“The five horns sound more like fifteen at times, with an astonishing breadth and depth and warmth. Weiss’ 10 minute title piece is brilliantly orchestrated.”
“The NJCO breaks quite a few boundaries and isn’t afraid to move the musical goalposts. An important contribution to progress.”
-Tony Hall Jazzwise Magazine
“NJCO works in a style that may remind some of Art Blakey or Charles Mingus; the songs have the power and drive of the former and the complex arrangements and melodic inquisitiveness of the latter.”
“If you like mainstream jazz that doesn’t settle for cliché, go find this CD”
-Richard Kamins Hartford Courant
“Things move in an aggressive swing direction behind Jimmy Greene’s solo, a tour-de-force of angst and power.”
“The harmonic shadings in the music are beautiful and David Weiss contributes some trumpet soloing that could melt your heart.”

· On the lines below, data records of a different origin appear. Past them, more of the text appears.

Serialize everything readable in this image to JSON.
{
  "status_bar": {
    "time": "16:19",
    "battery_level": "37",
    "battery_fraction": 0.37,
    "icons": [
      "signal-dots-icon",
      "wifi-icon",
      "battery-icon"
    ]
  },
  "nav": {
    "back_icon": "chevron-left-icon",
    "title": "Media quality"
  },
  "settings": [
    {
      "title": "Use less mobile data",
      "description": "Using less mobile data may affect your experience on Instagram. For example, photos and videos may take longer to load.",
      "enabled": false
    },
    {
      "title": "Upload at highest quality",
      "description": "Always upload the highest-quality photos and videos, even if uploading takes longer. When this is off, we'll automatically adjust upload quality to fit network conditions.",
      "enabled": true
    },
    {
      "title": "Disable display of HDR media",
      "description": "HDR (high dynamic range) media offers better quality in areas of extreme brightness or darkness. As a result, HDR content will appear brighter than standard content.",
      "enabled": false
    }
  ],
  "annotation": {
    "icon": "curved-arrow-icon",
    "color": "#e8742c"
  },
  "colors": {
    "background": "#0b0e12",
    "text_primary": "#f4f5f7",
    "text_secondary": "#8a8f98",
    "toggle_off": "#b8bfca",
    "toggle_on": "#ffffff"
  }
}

“Twilight” is a wonder of harmonic beauty with a superb blend and balance between the rhythm section and the horns.”
“A program of great compositional integrity and artistry.”
– Dan Bilawsky Jazz Improv Magazine
“The sheer number of hours spent writing, arranging, and playing material has strengthened this fresh ensemble into a superior example of jazz excellence.”
“Onward” points to new directions with a stunning arrangement of harmonic voices, majestic, and mysterious. Walden’s turn on flute is astonishing here, while the whole band develops a breath-like momentum throughout the piece.”
“The Turning Gate marks a high point in 21st century acoustic jazz. The NJCO’s soulful artistry and memorable compositions reveal subtle yet significant shifts in the ongoing evolution of the tradition.”
– Greg Camphire All About Jazz